All entries that follow are to be printed exactly as written.
"""
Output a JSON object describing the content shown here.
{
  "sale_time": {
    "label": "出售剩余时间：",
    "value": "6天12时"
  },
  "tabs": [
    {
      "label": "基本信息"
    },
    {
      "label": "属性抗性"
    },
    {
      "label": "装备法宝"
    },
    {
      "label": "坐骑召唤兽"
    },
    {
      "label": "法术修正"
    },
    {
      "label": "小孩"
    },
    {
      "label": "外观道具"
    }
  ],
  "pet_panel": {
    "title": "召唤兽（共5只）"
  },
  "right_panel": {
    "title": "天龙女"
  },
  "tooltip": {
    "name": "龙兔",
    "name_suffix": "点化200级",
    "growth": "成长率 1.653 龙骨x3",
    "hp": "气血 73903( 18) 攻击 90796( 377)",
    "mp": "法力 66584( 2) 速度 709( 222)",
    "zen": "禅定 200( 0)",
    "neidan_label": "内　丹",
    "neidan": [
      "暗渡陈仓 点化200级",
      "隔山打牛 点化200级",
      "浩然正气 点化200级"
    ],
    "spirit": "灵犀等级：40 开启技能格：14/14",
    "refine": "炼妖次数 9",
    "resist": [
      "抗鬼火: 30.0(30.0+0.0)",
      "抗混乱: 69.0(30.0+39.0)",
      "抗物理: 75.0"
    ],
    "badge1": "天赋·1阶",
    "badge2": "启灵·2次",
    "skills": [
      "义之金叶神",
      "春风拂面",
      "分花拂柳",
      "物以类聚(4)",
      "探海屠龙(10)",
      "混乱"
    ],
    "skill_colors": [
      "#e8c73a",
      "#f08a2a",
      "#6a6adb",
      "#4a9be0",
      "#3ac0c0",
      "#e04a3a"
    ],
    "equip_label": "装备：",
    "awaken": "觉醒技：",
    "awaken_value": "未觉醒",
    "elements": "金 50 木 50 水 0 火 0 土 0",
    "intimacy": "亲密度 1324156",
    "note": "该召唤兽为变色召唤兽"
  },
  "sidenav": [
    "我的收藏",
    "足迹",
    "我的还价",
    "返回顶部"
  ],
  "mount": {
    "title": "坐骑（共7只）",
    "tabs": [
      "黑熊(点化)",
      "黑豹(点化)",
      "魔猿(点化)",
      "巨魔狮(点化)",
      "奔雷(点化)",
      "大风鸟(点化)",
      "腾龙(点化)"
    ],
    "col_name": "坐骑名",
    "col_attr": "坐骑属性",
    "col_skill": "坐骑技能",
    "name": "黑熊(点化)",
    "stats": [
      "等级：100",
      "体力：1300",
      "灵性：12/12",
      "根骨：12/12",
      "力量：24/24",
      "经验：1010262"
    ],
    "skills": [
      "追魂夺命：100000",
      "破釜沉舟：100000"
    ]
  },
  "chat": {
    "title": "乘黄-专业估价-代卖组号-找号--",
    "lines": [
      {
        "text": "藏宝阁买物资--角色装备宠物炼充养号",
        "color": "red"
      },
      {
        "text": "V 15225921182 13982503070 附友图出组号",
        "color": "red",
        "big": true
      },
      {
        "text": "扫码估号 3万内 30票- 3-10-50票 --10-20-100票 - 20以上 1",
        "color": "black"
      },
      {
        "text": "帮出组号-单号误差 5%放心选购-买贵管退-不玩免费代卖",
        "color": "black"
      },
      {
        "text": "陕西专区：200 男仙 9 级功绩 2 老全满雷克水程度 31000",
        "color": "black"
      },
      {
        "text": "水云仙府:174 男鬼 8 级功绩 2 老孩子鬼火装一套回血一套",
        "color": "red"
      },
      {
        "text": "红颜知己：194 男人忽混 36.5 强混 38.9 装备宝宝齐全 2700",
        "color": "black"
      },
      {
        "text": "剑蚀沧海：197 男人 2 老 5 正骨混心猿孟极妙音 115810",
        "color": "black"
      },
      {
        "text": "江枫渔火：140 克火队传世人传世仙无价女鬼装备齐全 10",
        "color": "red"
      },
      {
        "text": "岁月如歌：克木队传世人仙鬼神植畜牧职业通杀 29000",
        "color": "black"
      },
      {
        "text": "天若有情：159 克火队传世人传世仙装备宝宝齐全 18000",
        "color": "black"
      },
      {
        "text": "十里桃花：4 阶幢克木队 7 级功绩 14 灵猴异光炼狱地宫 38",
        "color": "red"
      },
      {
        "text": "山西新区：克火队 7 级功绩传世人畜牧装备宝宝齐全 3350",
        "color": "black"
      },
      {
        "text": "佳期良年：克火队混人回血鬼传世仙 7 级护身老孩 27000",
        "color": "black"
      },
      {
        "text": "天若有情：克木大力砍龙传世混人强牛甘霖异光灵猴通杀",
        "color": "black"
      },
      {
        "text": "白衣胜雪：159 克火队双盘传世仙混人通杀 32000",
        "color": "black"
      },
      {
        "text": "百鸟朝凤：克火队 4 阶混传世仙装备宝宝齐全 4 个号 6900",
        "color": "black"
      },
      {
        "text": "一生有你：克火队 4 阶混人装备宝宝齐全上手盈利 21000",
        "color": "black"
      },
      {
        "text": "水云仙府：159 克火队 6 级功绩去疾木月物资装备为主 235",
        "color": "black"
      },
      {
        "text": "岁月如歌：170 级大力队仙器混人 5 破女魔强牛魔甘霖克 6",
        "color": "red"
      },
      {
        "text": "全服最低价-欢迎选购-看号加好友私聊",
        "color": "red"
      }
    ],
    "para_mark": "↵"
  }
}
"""
> _THE COMPLETED TASK_:
Output a JSON object describing the content shown here.
{
  "sale_time": {
    "label": "出售剩余时间：",
    "value": "6天12时"
  },
  "tabs": [
    {
      "label": "基本信息"
    },
    {
      "label": "属性抗性"
    },
    {
      "label": "装备法宝"
    },
    {
      "label": "坐骑召唤兽"
    },
    {
      "label": "法术修正"
    },
    {
      "label": "小孩"
    },
    {
      "label": "外观道具"
    }
  ],
  "pet_panel": {
    "title": "召唤兽（共5只）"
  },
  "right_panel": {
    "title": "天龙女"
  },
  "tooltip": {
    "name": "龙兔",
    "name_suffix": "点化200级",
    "growth": "成长率 1.653 龙骨x3",
    "hp": "气血 73903( 18) 攻击 90796( 377)",
    "mp": "法力 66584( 2) 速度 709( 222)",
    "zen": "禅定 200( 0)",
    "neidan_label": "内　丹",
    "neidan": [
      "暗渡陈仓 点化200级",
      "隔山打牛 点化200级",
      "浩然正气 点化200级"
    ],
    "spirit": "灵犀等级：40 开启技能格：14/14",
    "refine": "炼妖次数 9",
    "resist": [
      "抗鬼火: 30.0(30.0+0.0)",
      "抗混乱: 69.0(30.0+39.0)",
      "抗物理: 75.0"
    ],
    "badge1": "天赋·1阶",
    "badge2": "启灵·2次",
    "skills": [
      "义之金叶神",
      "春风拂面",
      "分花拂柳",
      "物以类聚(4)",
      "探海屠龙(10)",
      "混乱"
    ],
    "skill_colors": [
      "#e8c73a",
      "#f08a2a",
      "#6a6adb",
      "#4a9be0",
      "#3ac0c0",
      "#e04a3a"
    ],
    "equip_label": "装备：",
    "awaken": "觉醒技：",
    "awaken_value": "未觉醒",
    "elements": "金 50 木 50 水 0 火 0 土 0",
    "intimacy": "亲密度 1324156",
    "note": "该召唤兽为变色召唤兽"
  },
  "sidenav": [
    "我的收藏",
    "足迹",
    "我的还价",
    "返回顶部"
  ],
  "mount": {
    "title": "坐骑（共7只）",
    "tabs": [
      "黑熊(点化)",
      "黑豹(点化)",
      "魔猿(点化)",
      "巨魔狮(点化)",
      "奔雷(点化)",
      "大风鸟(点化)",
      "腾龙(点化)"
    ],
    "col_name": "坐骑名",
    "col_attr": "坐骑属性",
    "col_skill": "坐骑技能",
    "name": "黑熊(点化)",
    "stats": [
      "等级：100",
      "体力：1300",
      "灵性：12/12",
      "根骨：12/12",
      "力量：24/24",
      "经验：1010262"
    ],
    "skills": [
      "追魂夺命：100000",
      "破釜沉舟：100000"
    ]
  },
  "chat": {
    "title": "乘黄-专业估价-代卖组号-找号--",
    "lines": [
      {
        "text": "藏宝阁买物资--角色装备宠物炼充养号",
        "color": "red"
      },
      {
        "text": "V 15225921182 13982503070 附友图出组号",
        "color": "red",
        "big": true
      },
      {
        "text": "扫码估号 3万内 30票- 3-10-50票 --10-20-100票 - 20以上 1",
        "color": "black"
      },
      {
        "text": "帮出组号-单号误差 5%放心选购-买贵管退-不玩免费代卖",
        "color": "black"
      },
      {
        "text": "陕西专区：200 男仙 9 级功绩 2 老全满雷克水程度 31000",
        "color": "black"
      },
      {
        "text": "水云仙府:174 男鬼 8 级功绩 2 老孩子鬼火装一套回血一套",
        "color": "red"
      },
      {
        "text": "红颜知己：194 男人忽混 36.5 强混 38.9 装备宝宝齐全 2700",
        "color": "black"
      },
      {
        "text": "剑蚀沧海：197 男人 2 老 5 正骨混心猿孟极妙音 115810",
        "color": "black"
      },
      {
        "text": "江枫渔火：140 克火队传世人传世仙无价女鬼装备齐全 10",
        "color": "red"
      },
      {
        "text": "岁月如歌：克木队传世人仙鬼神植畜牧职业通杀 29000",
        "color": "black"
      },
      {
        "text": "天若有情：159 克火队传世人传世仙装备宝宝齐全 18000",
        "color": "black"
      },
      {
        "text": "十里桃花：4 阶幢克木队 7 级功绩 14 灵猴异光炼狱地宫 38",
        "color": "red"
      },
      {
        "text": "山西新区：克火队 7 级功绩传世人畜牧装备宝宝齐全 3350",
        "color": "black"
      },
      {
        "text": "佳期良年：克火队混人回血鬼传世仙 7 级护身老孩 27000",
        "color": "black"
      },
      {
        "text": "天若有情：克木大力砍龙传世混人强牛甘霖异光灵猴通杀",
        "color": "black"
      },
      {
        "text": "白衣胜雪：159 克火队双盘传世仙混人通杀 32000",
        "color": "black"
      },
      {
        "text": "百鸟朝凤：克火队 4 阶混传世仙装备宝宝齐全 4 个号 6900",
        "color": "black"
      },
      {
        "text": "一生有你：克火队 4 阶混人装备宝宝齐全上手盈利 21000",
        "color": "black"
      },
      {
        "text": "水云仙府：159 克火队 6 级功绩去疾木月物资装备为主 235",
        "color": "black"
      },
      {
        "text": "岁月如歌：170 级大力队仙器混人 5 破女魔强牛魔甘霖克 6",
        "color": "red"
      },
      {
        "text": "全服最低价-欢迎选购-看号加好友私聊",
        "color": "red"
      }
    ],
    "para_mark": "↵"
  }
}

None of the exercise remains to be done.